Mediocrity just doesn’t cut it anymore. Instead, we need to create products that sell themselves. Does this mean that marketing no longer has a place in the networked society? Far from it. Marketers often understand customer needs and pain points better than anybody. In fact, this can sometimes be the cause of frustration in itself. I know plenty of people (myself included) who’ve been wooed by the notion of integrated phone, TV and Internet services only to find yourself dealing with completely separate business units and billing systems. The marketers were ahead of the curve. It’s the product that was lagging behind.

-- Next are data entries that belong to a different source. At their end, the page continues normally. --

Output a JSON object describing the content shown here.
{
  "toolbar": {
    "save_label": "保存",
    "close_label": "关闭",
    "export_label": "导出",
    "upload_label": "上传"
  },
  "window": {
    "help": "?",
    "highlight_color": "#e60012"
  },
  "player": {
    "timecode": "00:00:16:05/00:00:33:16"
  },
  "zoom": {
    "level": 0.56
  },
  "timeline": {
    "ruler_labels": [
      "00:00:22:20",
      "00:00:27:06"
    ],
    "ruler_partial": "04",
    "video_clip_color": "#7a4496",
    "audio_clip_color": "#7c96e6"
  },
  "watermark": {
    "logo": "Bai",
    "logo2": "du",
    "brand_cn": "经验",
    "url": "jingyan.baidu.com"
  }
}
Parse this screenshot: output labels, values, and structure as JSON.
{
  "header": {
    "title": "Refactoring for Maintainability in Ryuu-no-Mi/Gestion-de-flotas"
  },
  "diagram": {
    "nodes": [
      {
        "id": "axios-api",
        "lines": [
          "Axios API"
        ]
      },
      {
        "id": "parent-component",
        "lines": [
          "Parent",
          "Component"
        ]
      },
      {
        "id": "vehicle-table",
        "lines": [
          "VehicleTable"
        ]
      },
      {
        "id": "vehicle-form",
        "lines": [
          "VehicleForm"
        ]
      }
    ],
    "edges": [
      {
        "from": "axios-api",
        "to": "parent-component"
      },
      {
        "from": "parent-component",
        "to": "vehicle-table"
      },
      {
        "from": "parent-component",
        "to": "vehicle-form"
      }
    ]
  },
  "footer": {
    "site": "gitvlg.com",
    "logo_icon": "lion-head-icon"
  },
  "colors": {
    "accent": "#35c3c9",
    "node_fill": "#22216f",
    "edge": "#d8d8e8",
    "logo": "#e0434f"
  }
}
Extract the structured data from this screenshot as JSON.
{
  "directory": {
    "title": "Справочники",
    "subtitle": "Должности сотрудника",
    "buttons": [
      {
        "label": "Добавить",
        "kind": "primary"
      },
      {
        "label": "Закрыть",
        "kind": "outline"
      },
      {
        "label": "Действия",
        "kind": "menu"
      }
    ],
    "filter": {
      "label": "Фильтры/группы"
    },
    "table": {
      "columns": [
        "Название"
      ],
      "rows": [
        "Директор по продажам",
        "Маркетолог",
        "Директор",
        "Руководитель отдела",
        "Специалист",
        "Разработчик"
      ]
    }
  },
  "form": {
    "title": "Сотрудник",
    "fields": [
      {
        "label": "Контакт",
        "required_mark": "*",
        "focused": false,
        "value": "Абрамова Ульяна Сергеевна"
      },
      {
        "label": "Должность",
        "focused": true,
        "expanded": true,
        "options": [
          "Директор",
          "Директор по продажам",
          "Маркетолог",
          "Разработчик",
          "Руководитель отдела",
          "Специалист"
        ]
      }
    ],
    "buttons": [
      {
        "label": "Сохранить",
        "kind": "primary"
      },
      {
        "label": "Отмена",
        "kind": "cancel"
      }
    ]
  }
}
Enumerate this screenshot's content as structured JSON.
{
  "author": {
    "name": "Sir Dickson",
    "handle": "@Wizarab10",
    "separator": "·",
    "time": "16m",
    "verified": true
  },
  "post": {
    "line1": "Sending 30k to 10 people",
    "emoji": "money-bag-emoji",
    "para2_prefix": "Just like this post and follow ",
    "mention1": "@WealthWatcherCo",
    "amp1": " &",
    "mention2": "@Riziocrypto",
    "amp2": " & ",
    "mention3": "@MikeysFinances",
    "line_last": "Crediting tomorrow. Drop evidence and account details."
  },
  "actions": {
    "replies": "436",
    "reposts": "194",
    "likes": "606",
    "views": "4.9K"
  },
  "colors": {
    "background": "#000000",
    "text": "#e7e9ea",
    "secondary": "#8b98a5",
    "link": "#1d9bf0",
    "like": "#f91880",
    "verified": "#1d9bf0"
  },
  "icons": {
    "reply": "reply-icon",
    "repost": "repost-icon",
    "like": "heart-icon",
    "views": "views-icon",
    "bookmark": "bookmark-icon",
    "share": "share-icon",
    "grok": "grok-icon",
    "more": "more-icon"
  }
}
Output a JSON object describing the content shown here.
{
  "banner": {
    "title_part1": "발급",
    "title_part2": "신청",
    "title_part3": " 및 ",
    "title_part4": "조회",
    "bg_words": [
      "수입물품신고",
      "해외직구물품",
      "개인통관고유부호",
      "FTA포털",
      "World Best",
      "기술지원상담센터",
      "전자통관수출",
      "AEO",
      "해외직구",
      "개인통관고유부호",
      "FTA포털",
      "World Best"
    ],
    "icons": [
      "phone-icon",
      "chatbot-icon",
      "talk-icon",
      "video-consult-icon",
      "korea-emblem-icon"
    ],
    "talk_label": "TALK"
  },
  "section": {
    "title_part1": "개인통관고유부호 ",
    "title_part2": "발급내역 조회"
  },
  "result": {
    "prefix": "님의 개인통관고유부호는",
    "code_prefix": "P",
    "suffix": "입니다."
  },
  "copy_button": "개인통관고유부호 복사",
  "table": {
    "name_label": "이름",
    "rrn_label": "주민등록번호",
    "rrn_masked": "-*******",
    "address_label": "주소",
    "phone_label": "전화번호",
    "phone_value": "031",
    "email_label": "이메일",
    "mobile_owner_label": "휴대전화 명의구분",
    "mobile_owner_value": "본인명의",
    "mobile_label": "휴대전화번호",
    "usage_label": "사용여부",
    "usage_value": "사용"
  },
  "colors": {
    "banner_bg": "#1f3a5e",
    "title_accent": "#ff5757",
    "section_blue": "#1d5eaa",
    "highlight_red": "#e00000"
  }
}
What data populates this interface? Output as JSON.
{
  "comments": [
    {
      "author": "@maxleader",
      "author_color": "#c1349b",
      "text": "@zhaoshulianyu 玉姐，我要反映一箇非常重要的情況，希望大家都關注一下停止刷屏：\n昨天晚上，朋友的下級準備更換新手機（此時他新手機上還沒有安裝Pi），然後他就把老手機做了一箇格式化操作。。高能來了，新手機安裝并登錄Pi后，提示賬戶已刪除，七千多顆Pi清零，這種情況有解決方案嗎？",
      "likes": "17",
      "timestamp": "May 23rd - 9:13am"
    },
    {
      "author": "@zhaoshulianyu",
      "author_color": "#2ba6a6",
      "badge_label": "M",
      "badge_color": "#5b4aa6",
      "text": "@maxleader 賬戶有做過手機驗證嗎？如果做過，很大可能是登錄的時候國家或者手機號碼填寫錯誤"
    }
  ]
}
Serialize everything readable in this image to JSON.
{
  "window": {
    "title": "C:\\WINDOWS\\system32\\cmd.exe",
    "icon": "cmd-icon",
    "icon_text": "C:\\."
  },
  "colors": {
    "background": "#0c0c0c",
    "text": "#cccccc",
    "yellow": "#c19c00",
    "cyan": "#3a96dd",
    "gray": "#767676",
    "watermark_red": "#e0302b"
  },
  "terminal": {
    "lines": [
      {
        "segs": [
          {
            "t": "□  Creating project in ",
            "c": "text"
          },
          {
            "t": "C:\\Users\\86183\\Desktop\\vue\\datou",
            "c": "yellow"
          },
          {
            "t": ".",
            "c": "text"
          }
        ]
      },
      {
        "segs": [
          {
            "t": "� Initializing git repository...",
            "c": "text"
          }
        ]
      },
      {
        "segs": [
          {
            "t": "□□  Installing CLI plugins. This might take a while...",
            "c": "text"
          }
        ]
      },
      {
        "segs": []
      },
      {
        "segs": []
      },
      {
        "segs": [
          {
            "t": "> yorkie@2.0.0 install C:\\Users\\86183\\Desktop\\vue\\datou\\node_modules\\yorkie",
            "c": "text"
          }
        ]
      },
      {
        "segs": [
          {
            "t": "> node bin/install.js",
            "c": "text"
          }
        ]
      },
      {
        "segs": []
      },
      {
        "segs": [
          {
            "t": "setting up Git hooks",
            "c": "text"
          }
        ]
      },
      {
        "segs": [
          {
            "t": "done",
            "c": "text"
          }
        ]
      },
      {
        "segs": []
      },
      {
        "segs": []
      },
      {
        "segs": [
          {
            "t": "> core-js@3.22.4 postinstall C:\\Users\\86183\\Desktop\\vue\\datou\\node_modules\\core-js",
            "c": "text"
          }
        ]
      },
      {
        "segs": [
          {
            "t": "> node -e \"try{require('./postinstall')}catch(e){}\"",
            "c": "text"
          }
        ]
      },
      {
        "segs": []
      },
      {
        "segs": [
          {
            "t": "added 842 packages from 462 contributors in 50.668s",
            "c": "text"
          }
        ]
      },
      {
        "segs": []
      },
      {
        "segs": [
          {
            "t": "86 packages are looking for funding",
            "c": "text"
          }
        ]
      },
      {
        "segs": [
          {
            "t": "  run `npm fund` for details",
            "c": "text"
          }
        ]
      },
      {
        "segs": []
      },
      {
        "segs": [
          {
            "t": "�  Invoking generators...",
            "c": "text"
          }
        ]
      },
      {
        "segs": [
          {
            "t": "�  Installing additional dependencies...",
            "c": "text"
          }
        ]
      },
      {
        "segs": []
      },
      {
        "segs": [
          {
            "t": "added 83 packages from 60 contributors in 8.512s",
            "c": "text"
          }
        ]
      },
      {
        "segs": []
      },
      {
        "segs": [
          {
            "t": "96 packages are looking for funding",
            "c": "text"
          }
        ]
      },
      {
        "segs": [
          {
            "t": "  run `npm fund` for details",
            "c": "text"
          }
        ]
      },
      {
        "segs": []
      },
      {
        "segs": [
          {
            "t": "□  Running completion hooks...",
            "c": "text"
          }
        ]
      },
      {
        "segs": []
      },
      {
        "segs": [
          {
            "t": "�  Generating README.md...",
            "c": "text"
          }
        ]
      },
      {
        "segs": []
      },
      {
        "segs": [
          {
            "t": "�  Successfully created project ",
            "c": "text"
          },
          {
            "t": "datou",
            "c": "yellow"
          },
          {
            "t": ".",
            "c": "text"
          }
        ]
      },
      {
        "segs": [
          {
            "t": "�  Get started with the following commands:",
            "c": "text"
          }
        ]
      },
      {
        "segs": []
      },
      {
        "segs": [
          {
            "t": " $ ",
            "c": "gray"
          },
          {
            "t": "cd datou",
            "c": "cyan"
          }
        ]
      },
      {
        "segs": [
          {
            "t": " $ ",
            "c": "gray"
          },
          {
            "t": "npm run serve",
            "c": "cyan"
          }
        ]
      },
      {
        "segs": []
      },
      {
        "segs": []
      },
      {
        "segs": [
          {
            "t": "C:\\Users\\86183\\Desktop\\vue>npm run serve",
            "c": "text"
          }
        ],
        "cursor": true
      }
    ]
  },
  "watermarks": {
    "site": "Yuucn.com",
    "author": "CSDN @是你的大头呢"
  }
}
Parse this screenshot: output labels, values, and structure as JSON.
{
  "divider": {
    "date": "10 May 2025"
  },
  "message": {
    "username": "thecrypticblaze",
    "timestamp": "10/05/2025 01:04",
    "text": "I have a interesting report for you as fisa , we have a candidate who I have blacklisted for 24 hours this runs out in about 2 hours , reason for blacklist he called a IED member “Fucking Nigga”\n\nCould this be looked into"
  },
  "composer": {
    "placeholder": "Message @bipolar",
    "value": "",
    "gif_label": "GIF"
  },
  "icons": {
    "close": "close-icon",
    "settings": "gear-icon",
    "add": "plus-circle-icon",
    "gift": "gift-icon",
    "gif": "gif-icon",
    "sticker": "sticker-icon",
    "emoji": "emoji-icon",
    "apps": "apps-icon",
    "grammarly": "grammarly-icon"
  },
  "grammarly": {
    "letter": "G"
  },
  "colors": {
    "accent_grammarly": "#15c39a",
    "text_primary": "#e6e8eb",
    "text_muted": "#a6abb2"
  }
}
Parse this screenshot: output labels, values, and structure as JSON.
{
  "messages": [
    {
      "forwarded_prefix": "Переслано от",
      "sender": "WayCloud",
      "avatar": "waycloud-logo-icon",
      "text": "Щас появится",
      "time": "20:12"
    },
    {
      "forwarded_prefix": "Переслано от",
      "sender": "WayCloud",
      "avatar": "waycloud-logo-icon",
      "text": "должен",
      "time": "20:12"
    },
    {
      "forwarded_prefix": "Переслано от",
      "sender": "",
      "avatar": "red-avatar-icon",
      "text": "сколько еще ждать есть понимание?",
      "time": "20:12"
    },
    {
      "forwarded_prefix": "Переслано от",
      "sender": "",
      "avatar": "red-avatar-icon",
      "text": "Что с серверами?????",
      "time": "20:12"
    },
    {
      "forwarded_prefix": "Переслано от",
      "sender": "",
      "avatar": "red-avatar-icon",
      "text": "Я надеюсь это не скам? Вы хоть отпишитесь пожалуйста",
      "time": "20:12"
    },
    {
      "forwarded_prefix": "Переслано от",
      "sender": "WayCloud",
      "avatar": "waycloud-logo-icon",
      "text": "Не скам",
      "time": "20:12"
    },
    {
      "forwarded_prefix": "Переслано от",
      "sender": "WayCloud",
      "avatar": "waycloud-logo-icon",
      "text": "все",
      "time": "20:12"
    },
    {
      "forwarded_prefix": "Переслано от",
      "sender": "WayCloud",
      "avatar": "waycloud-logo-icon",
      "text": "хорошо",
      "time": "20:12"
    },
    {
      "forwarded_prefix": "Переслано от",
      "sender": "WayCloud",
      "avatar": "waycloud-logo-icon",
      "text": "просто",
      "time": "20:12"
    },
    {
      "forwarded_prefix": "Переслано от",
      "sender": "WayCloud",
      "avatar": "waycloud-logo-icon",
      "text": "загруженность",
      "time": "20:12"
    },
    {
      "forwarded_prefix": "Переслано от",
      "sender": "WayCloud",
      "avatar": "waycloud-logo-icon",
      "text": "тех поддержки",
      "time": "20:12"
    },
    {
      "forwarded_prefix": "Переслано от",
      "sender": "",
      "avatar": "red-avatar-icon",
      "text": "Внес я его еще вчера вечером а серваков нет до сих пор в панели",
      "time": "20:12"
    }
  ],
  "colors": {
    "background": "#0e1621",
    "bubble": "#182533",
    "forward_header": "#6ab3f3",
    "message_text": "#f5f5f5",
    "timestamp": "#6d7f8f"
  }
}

The idea of delighting your users by going above and beyond expectations is something that has been very much on my mind at the moment. It is something I am keen to introduce more into the work we produce at Headscape. Andy’s article could therefore not have been more timely.

I am reading a book at the moment called Made to Stick. In this book it gives the example of a departmental store that prides itself on delighting its customers. They give two examples in the book. The first was a member of staff who ironed the shirt for a customer going to a business meeting. The second was of clerk who gift wrapped items bought from a competitors store.

This is the kind of exceptional service website owners should be incorporating into their websites, and web designers should be providing their clients.

The principle of proximity in web design

I seem to be featuring a lot of posts on the basics of design recently. I think this is for several reasons…

  • Everybody involved in the web has to do some elements of design.
  • There are a lot of people listening to the show who are just starting out.
  • The website owners listening need to understand design principles if they are to work with a designer.

This week’s contribution to the cause is ‘The Principles of Proximity in Web Design.’ It is essentially a post on layout. It takes principles that have existed for a long time in print and applies them to the web.

It is a solid introduction to layout and tackles issues such as:

  • Whitespace
  • Visually grouping elements
  • Creating visual hierarchy
  • Improving scanability
  • The use of grids
  • Leading the user

The article concludes by summing up the benefits of understanding these principles…

Proper visual hierarchy by way of proximity helps users delve deeper into your website without worrying about where they’ve been or where they’re going.

They’ll always feel comfortable, and they’ll get to the most important sections of your website quickly and efficiently.

A worthwhile read for anybody new to design and a useful reminder to those of us who are old hands.

Google is changing and it will affect your website

Have to noticed that Google has been changing a lot recently? Probably not. You may have noticed the fade effect on the homepage. However, there are many more subtle and yet significant changes going on.

In an article for boagworld Becky Jones outlines some of these changes and how they may affect your website.

Changes include the introduction of…

  • Real time results
  • Breadcrumbs
  • Personalised search (even when not logged in)
  • Regions
  • Search features in the search bar
  • Anchor links in search results

What is significant about the list above is that they each have an influence on your rankings.

These changes really are turning the world of SEO upside down and having an influence on how websites are built.

However, what interests me the most is the new prominence of real time results. With posts from Twitter being placed at the top of listings, this makes social media a crucial component of search engine optimisation.

If you care about your website’s ranking (which we all do) then this is a must read.

Back to top

Feature: Website owners need more than web designers

Why is it many website owners are changing their web designer even when he or she has built them a great looking, usable website? What more are they looking for?

Read ‘Website owners need more than web designers’

Back to top

Colin James Firth: Content is King

If ‘content is king’ then the designer is like the King’s tailor – there to make the King look fabulous without taking any of the limelight for themselves.

Read ‘Content is king’

Back to top